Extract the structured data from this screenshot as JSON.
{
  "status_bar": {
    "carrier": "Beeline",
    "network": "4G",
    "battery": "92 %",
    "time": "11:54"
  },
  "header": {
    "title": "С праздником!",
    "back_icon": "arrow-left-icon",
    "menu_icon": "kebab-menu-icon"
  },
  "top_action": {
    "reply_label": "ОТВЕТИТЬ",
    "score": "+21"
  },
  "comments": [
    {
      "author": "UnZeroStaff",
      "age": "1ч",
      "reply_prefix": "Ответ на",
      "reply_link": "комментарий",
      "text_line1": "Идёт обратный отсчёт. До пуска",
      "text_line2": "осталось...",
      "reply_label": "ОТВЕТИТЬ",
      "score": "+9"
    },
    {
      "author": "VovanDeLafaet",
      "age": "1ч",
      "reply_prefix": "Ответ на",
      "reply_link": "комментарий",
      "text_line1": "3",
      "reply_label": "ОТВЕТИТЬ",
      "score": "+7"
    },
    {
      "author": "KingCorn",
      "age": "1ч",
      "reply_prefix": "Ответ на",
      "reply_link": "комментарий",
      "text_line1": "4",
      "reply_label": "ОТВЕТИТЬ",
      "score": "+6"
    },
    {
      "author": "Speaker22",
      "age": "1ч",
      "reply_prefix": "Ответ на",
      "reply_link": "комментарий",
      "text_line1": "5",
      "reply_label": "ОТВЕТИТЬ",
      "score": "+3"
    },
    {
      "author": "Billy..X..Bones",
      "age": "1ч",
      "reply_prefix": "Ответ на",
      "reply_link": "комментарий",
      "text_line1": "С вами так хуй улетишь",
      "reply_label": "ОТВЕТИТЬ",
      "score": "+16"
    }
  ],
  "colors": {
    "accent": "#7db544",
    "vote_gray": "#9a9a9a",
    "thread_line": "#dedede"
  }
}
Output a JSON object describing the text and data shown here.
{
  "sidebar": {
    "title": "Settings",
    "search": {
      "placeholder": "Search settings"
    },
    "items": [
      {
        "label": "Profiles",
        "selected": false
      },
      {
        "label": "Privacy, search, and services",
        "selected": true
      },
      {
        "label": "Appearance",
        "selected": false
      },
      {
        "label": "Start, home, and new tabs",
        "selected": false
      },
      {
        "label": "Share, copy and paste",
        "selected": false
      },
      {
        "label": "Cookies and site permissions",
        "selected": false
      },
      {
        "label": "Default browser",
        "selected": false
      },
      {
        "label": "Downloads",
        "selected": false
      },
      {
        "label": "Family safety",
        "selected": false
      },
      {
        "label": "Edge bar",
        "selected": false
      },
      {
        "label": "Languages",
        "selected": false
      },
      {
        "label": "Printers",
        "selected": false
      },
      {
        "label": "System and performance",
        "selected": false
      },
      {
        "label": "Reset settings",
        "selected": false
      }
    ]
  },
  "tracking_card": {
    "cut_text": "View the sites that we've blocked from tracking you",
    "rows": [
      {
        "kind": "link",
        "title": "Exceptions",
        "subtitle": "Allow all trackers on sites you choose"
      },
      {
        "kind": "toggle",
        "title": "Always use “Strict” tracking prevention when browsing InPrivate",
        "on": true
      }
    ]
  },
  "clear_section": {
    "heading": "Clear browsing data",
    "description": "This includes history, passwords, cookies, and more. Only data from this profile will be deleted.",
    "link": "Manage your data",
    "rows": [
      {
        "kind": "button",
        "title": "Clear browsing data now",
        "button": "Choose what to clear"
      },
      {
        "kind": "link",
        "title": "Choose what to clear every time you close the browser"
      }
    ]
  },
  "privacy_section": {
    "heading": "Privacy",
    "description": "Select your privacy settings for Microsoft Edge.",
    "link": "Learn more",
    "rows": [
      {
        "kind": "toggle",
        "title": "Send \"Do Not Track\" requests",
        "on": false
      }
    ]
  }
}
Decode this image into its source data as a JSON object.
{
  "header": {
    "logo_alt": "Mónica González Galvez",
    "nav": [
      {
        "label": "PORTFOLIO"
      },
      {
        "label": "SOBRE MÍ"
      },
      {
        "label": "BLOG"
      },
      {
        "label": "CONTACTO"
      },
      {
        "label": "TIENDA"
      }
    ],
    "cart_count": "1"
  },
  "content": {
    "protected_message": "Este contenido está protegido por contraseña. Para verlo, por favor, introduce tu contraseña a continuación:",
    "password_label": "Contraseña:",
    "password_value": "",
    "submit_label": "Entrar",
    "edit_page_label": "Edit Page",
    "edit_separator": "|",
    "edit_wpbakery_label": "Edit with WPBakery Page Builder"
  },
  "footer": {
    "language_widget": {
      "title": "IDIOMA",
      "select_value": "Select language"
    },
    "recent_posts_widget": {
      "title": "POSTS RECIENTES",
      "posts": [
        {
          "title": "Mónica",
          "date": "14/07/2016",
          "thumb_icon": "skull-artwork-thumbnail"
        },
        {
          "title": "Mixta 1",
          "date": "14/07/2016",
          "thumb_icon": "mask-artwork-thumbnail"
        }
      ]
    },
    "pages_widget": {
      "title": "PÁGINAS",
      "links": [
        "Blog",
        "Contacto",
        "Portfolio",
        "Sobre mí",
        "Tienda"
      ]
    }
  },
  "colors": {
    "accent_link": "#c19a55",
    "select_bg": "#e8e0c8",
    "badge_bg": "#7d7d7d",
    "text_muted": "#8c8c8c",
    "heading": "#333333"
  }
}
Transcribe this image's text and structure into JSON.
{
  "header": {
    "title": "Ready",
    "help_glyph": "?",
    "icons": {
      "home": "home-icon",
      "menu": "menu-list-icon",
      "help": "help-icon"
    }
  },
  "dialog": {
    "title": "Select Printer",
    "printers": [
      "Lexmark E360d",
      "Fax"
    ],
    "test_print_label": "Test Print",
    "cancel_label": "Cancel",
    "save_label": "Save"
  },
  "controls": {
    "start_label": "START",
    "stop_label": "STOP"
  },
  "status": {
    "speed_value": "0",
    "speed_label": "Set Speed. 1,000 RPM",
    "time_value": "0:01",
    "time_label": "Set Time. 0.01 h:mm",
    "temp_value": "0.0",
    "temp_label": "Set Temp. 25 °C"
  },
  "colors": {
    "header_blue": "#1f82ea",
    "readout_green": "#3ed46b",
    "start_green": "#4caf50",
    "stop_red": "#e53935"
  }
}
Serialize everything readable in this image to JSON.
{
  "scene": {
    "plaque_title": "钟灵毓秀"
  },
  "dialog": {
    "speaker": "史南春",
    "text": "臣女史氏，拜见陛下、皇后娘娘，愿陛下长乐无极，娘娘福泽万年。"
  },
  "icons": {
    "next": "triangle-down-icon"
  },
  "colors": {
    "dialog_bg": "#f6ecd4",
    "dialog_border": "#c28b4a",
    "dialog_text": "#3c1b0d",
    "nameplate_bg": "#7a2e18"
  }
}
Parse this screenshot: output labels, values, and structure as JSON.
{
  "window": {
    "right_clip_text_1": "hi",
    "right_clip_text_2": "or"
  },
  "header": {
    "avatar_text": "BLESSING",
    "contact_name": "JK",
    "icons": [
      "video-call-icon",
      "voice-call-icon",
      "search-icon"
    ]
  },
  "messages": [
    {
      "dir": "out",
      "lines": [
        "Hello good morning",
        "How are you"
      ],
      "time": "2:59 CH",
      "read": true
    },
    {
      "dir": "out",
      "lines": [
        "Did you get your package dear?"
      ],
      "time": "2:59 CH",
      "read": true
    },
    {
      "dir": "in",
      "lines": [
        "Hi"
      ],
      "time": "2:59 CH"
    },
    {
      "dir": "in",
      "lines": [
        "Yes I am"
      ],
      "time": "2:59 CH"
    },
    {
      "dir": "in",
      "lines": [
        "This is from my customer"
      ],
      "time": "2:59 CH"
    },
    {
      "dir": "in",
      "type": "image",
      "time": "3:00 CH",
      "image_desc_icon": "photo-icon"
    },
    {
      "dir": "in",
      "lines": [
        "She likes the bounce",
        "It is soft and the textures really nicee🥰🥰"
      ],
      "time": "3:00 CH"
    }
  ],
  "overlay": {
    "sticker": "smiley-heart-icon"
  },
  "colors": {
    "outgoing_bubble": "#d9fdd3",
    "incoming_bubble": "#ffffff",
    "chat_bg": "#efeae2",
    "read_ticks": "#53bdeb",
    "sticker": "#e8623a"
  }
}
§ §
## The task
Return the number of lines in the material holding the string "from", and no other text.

## Your response
4